Time travel is not possible. Despite what my repetitious viewing of the Back to the Future trilogy and Donnie Darko may suggest, I believe this to be true. A time, once passed, is gone forever. No matter how hard I wish, I can’t hop in my DeLorean, gun it to 88 mph and shoot back to a simpler time when I was a student, under the comfy financial umbrella of my parents, and had college ahead of me (and with it, the stability of knowing what the fuck I was doing with my life).
But it seems like there might be one slight exception to this rule. They say that scent is the strongest trigger for memory, but I am inclined to disagree. There is nothing – and I mean NOTHING – that can transport you as effectively as a song.
Walking into El Corazon in Seattle (home of Tooth & Nail Records) on a Sunday night, I was greeted by the distinct scent of weed and the even more distinct scent of cover-up incense. I stood amongst a crowd of my music-loving peers (except for the one guy who, along with making the mistake of calling me “dorky hot,” also erroneously thought Taking Back Sunday was playing that night). I think this is the first time in years I’ve been to a show where all the audience members were old enough to drive – let alone drink – an obvious testament to Mae’s ability to create lifelong fans.
From the first piano-powered emotive-rock strains, it was 2005 again. I was magically 17, wearing scuffed-up converse, and totally stoked that I was seeing one of my favorite bands. And this time the original five members were in finer form than ever. The Virginia quintet gave the audience what they wanted (if the screams at the first notes of “We’re So Far Away” were any indication), playing a pretty even pairing of songs off of Destination: Beautiful and Everglow. Front-man Dave Elkins orchestrated a male/female split harmony audience sing-a-long to “Breakdown,” bodies moved to the music, and Mae even returned to the stage for a three or four song encore. They hit my personal favorites, including “Soundtrack For Our Movie,” “Someone Else’s Arms” and “Mistakes We Knew We Were Making.” It was everything that 17-year-old (or 22-year-old) Jenny could hope for. But then, as they exited the stage and the last notes dissipated in the air, the spell was broken. It was 2010 again, I was not 17 anymore, and my back and feet were killing me.

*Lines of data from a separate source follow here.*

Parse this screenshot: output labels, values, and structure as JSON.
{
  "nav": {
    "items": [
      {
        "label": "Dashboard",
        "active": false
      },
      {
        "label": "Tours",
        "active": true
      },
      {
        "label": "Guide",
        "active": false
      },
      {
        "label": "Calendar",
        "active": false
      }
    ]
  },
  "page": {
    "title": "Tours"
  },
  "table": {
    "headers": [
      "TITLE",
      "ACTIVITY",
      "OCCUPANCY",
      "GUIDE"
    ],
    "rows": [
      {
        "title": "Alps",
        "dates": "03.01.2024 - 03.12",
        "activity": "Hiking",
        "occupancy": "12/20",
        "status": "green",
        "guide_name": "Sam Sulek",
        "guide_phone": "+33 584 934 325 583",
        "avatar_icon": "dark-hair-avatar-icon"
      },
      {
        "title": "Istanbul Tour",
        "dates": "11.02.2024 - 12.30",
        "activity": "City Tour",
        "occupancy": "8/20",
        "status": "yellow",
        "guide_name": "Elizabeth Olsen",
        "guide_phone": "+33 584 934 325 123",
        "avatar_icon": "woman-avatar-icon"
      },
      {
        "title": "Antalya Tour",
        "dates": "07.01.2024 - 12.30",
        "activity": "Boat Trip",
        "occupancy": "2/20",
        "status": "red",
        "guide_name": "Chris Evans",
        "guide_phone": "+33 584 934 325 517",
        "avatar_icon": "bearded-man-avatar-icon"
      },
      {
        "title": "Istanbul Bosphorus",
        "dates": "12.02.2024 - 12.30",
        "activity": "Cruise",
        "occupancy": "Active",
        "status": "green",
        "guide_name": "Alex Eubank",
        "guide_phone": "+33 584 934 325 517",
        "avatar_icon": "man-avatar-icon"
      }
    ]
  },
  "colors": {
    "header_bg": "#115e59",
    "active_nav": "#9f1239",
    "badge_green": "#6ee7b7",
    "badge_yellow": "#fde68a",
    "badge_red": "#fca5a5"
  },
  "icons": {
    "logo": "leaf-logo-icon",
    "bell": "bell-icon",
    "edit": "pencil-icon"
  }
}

A good number of people stuck around after the show with hopes of chatting with the band, and I included myself in their ranks. As Dave came from around the corner, I tapped him on the shoulder and introduced myself. After chatting about Absolutepunk, my brother, and Seattle, he moved on to other fans. But first he left me with this gem: “If you write a bad review, the band might break up.”
Well here it is, Dave. I have only good things to say…with one exception: this whole indefinite hiatus thing is bullshit.